The other issue is that there's no kindness to be found in the thing. We take a close-third zoom through the lives of a group of people who are either contemptible, pathetic, or both. They're put in difficult situations, given tough choices, given opportunities to blossom or transcend, but they don't. They are petty, and confronted with their pettiness they remain petty. No one is redeemed, and there is no warmth here, or at least, nothing that isn't fleeting. If you wanted to curl up with a book that would make you feel like shooting yourself in the head, but in a kind of clever and witty way, well, you've found your man.
What's remarkable about this last criticism is that the writing in this collection is so jaw-droppingly wise, so honest and earnest and slick, that I don't know what to do with the overall ethos. That a writer of such staggering talent chooses this trajectory through these set pieces is, well, I dunno what it is. Some people, myself included, believe that literature should give you a way forward, even if the sense of the way forward evaporates before the kettle starts boiling. This collections contains none of that, and I probably shouldn't blame the author for it. But there's a lot of things I shouldn't do and yet keep doing anyway. Rachman's characters and I have that in common, anyway.
Aside from these critiques, this book has its moments, and they are as moving and powerful as anything I've read anywhere. The first chapter, in particular, will sit you down and cause you to pour yourself a bourbon, even if you have no bourbon to hand, even if you don't even like bourbon, because after Rachman's existential fugue on death and meaning you will need a drink, and by God you will find one whatever your circumstances. It takes a person of wisdom and profound moral seriousness to conceive a work as substantial as The Imperfectionists, and a rare literary gift to deliver it in the way he's delivered it. Practically anyone would die happy to have written a book half as good as this one, but the fact that Rachman is capable of writing it moves me to knock off a star: if a man can hang the moon, I want to see him do it, damn it. His second novel will probably cause the planet to explode.

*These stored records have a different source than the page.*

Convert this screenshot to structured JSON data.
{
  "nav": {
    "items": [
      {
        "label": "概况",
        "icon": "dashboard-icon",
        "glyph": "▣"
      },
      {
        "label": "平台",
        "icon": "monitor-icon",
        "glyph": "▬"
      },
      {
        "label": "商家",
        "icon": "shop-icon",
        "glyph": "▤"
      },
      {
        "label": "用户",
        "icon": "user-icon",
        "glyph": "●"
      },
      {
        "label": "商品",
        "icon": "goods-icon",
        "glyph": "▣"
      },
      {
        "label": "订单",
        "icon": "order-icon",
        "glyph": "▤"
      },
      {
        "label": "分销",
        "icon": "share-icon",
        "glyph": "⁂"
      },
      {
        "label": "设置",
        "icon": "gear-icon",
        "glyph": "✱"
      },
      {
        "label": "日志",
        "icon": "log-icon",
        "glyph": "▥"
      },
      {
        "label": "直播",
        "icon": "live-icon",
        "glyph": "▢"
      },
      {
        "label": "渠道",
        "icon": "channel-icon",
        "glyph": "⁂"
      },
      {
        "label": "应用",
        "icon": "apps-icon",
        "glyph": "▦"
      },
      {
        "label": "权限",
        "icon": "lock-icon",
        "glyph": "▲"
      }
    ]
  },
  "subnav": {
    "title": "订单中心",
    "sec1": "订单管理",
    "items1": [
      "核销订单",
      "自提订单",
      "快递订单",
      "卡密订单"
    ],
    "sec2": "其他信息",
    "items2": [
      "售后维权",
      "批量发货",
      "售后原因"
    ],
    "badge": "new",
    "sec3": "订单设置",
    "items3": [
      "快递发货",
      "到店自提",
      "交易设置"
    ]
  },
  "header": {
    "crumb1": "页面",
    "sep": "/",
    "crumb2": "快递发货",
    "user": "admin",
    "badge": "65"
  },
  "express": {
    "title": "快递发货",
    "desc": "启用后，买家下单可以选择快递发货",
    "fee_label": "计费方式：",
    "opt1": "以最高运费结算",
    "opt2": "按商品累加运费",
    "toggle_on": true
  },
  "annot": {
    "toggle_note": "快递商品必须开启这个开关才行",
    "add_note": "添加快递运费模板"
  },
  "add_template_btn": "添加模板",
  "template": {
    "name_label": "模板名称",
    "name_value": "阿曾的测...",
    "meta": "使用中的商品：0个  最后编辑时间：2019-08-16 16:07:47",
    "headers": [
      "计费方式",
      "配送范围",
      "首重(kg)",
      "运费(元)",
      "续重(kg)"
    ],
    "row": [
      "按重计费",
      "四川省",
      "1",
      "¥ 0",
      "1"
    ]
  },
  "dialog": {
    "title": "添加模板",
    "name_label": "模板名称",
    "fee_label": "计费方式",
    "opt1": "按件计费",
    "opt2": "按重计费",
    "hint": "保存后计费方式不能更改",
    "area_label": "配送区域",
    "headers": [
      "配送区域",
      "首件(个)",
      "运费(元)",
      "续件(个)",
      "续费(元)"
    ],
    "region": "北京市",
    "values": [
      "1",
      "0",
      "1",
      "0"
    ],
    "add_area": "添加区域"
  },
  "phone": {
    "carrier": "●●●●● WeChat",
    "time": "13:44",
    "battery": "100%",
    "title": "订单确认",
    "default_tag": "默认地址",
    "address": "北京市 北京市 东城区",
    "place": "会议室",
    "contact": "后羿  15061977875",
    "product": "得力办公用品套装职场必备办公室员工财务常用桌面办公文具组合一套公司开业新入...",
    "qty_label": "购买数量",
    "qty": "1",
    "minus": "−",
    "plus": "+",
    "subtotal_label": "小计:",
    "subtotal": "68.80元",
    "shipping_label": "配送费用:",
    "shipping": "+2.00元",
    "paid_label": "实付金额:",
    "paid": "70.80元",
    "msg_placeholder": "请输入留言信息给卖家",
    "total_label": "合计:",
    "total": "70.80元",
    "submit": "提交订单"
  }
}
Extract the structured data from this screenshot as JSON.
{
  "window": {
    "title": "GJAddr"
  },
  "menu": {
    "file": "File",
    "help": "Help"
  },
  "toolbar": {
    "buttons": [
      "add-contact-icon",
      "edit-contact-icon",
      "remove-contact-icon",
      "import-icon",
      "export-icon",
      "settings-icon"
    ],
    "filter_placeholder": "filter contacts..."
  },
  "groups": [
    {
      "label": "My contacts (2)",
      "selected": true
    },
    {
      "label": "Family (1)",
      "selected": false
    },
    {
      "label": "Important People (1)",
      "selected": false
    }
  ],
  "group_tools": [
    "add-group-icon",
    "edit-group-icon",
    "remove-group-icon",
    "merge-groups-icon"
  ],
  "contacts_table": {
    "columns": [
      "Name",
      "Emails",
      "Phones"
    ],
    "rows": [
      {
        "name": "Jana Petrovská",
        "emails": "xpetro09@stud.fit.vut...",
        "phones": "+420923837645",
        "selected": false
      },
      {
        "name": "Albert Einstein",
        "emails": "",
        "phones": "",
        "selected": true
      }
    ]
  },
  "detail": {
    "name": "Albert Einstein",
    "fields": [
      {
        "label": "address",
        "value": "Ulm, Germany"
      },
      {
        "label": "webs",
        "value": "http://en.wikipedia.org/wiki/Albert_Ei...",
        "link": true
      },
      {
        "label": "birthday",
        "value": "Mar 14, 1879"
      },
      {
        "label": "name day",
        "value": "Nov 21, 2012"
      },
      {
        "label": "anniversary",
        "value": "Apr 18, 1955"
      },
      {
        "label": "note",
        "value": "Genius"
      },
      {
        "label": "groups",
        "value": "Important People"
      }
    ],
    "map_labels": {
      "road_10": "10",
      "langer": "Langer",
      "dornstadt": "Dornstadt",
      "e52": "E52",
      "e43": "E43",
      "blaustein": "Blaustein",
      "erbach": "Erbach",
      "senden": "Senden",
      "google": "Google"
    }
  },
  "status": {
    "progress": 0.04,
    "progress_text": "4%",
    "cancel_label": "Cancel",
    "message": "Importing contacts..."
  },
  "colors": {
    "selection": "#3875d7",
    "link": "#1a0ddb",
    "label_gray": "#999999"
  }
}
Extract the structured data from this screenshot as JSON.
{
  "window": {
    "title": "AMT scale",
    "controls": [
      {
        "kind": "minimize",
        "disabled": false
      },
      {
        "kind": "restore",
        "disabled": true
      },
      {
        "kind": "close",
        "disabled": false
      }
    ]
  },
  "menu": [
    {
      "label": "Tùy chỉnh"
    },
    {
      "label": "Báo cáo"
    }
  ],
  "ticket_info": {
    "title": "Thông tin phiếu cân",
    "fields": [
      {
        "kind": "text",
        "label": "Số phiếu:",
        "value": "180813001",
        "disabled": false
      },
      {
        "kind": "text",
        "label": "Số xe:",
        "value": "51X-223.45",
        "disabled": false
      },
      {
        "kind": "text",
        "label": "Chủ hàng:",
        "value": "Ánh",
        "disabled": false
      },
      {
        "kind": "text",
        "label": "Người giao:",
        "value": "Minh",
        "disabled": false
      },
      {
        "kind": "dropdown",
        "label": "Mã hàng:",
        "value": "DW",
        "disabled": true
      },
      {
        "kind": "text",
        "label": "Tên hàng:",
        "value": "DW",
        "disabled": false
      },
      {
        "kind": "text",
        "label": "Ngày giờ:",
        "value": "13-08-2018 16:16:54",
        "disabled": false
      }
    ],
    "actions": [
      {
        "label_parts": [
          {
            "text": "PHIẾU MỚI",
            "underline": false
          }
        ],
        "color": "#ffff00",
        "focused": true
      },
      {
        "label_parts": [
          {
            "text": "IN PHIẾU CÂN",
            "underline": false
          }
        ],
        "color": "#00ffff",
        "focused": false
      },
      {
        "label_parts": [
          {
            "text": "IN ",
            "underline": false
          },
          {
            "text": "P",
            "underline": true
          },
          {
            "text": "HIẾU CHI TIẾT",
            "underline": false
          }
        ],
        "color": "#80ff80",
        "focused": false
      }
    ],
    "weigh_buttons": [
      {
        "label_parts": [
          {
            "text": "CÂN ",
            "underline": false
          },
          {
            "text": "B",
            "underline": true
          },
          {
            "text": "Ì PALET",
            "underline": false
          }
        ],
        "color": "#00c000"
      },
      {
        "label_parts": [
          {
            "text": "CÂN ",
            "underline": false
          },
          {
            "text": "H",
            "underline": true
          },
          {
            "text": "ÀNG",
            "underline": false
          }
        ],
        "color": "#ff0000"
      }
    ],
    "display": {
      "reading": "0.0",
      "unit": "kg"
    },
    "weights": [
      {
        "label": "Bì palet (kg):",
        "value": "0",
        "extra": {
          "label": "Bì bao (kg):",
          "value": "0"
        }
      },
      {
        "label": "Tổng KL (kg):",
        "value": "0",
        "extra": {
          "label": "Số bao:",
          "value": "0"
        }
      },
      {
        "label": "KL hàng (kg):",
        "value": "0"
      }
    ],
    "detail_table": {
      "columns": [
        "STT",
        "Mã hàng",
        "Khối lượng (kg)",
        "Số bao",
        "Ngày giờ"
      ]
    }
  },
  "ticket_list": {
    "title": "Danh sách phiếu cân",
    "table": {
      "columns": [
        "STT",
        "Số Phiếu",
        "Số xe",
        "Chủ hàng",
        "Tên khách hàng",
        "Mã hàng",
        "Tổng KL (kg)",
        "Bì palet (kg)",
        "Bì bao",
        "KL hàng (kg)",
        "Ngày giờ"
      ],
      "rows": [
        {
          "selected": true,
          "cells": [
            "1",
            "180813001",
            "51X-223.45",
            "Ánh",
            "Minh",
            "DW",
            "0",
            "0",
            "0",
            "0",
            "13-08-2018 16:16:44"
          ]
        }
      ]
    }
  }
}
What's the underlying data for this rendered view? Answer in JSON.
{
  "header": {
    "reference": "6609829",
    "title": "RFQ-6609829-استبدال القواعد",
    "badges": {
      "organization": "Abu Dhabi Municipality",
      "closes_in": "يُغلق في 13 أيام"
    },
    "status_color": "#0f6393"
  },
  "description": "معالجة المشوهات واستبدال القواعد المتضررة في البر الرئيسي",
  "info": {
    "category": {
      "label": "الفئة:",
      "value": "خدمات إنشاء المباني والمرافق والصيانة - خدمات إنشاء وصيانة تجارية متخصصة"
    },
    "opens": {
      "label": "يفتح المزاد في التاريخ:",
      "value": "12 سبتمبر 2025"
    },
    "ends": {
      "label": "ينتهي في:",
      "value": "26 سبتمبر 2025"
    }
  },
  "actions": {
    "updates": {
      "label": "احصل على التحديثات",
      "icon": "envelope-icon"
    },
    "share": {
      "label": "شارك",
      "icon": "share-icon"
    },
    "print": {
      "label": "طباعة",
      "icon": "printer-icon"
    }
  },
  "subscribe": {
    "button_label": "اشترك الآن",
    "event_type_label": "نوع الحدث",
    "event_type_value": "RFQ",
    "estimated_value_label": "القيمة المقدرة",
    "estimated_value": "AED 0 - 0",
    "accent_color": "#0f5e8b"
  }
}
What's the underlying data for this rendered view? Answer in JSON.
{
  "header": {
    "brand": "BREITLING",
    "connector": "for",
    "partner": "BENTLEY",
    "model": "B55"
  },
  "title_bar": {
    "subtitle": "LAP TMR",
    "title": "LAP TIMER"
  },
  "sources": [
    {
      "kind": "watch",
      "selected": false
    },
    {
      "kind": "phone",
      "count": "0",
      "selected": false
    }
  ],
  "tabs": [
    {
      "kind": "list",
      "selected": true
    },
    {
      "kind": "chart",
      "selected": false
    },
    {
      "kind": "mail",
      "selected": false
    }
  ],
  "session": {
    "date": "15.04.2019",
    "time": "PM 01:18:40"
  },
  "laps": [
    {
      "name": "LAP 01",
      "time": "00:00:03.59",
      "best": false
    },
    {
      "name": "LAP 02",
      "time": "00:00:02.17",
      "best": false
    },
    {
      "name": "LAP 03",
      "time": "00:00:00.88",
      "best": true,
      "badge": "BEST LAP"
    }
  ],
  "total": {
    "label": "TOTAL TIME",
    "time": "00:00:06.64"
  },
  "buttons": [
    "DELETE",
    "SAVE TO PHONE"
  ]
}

Top reviews from other countries
The real main character of the book is the international American newspaper based in Rome, chugging along over a handful of decades, providing insights into the lives of the people connected to it - publishers, editors, writers, readers - and their passions, their triumphs and their failings.
This is an immensely human novel, told from multiple characters' points of view, that coalesces into a moving story of our imperfect reading of other people's motivations. I was, in the end, sad to finish it. A grower, for me.
The only unifying thread to this series of short stories seems to be the rise & fall of a mediocre newspaper and that was also disappointingly tedious.
Will not recommend.